Description of the task: A single number is the answer: the count of lines in these records with "電商對帳單" in them.
== Given data
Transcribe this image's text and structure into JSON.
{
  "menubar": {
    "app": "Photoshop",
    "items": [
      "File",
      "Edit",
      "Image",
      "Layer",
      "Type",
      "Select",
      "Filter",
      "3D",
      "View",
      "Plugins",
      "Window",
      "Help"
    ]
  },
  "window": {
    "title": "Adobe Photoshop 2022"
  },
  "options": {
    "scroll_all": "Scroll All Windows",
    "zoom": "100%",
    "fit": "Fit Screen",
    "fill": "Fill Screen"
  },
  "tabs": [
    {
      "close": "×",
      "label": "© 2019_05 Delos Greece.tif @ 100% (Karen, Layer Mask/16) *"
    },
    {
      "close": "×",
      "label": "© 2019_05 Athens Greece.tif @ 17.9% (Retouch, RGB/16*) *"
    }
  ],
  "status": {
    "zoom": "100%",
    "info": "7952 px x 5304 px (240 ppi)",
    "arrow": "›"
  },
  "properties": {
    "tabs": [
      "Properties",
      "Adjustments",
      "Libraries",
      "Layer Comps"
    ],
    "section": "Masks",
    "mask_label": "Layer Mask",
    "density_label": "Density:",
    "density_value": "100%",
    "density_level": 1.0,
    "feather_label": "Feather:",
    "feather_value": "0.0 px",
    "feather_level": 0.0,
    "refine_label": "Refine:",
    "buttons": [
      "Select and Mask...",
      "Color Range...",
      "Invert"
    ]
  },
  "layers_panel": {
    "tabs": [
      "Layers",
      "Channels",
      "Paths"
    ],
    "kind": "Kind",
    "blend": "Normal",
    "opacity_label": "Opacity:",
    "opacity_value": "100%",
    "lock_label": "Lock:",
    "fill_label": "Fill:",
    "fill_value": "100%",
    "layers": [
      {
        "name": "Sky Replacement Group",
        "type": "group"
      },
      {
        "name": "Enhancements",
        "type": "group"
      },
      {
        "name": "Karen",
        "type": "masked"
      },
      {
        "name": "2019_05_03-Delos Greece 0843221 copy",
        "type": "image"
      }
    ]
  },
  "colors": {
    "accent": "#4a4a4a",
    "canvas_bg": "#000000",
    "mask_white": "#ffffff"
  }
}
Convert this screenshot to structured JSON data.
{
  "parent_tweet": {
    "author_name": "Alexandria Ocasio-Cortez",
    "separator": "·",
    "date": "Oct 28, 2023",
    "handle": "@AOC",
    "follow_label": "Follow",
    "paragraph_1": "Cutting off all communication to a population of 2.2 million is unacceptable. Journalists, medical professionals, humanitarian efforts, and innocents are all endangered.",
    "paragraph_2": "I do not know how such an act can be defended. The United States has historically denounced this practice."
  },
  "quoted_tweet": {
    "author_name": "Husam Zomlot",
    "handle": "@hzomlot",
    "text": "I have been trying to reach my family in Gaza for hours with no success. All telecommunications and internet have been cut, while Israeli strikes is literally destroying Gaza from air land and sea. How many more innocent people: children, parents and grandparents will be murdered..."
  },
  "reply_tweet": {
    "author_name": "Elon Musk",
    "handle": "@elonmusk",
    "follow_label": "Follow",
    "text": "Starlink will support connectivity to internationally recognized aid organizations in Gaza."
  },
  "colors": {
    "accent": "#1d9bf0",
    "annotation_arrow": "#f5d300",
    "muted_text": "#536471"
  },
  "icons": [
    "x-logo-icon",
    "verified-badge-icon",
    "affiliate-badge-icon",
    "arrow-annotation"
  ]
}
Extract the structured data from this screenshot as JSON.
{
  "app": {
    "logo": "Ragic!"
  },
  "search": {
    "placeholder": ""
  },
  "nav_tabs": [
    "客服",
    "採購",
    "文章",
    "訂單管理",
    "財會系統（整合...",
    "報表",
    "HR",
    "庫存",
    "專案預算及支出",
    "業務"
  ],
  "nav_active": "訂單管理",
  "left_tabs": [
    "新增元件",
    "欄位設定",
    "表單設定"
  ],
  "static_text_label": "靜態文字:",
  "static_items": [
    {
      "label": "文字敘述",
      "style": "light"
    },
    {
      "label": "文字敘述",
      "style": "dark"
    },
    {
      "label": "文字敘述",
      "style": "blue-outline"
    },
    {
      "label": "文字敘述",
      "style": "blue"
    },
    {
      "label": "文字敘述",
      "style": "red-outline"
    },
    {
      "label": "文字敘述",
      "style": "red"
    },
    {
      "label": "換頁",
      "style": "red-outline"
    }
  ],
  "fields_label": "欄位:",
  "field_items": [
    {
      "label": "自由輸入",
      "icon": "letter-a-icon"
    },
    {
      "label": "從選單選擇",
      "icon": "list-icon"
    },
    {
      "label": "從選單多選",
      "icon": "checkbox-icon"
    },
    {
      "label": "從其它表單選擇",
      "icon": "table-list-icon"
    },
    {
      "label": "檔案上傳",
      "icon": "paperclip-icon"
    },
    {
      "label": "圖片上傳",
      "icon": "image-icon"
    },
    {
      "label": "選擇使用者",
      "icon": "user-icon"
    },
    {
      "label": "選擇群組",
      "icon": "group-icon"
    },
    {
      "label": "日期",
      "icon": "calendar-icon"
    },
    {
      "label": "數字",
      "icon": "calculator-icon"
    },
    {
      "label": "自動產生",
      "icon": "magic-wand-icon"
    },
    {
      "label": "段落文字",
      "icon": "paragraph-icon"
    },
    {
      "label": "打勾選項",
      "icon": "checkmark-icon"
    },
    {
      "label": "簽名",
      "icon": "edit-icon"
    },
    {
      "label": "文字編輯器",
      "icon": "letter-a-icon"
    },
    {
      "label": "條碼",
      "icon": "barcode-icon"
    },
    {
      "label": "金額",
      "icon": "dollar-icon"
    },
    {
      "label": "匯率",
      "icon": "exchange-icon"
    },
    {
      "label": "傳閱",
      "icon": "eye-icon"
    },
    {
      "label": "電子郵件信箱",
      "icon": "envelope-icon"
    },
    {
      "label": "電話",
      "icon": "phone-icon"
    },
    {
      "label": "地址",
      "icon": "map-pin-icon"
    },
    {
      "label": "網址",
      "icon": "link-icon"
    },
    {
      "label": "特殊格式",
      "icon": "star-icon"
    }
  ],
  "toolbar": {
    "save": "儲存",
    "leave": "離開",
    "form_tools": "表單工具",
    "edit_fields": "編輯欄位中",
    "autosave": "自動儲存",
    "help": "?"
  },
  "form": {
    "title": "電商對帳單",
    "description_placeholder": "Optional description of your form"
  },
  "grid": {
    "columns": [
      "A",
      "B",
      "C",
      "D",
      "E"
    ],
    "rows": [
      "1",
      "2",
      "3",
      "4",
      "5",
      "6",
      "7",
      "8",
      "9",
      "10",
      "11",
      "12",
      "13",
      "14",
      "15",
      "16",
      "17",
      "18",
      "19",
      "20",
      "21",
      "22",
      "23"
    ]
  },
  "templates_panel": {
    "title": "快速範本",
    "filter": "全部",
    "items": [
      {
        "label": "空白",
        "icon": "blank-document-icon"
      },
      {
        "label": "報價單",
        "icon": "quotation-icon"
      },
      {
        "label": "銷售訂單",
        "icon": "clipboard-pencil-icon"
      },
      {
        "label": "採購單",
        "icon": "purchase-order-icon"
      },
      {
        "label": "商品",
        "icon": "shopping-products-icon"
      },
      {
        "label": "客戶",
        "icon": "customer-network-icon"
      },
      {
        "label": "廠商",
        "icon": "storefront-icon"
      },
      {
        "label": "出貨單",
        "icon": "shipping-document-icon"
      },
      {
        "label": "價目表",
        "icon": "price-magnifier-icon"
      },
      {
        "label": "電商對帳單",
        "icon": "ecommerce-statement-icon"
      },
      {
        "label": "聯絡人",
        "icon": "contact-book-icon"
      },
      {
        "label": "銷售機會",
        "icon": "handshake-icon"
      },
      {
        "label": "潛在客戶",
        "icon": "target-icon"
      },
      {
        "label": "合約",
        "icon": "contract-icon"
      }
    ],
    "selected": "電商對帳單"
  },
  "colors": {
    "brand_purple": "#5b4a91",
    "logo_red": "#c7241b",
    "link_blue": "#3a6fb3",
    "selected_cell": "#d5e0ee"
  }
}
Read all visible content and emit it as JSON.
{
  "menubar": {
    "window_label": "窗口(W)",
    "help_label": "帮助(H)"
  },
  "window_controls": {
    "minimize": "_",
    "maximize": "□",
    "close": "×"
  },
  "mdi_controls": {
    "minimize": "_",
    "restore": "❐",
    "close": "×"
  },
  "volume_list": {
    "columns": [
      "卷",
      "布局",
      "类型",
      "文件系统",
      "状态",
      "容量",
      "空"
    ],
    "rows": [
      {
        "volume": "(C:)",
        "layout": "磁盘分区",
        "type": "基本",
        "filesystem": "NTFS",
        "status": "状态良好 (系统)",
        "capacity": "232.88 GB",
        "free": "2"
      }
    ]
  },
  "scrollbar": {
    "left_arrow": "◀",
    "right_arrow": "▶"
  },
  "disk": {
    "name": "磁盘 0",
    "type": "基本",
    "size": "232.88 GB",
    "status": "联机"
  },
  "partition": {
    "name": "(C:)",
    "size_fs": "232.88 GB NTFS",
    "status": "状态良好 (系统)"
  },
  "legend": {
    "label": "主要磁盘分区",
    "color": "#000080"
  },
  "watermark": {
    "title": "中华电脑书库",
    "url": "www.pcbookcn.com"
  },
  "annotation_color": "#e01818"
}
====
Output of the task: 3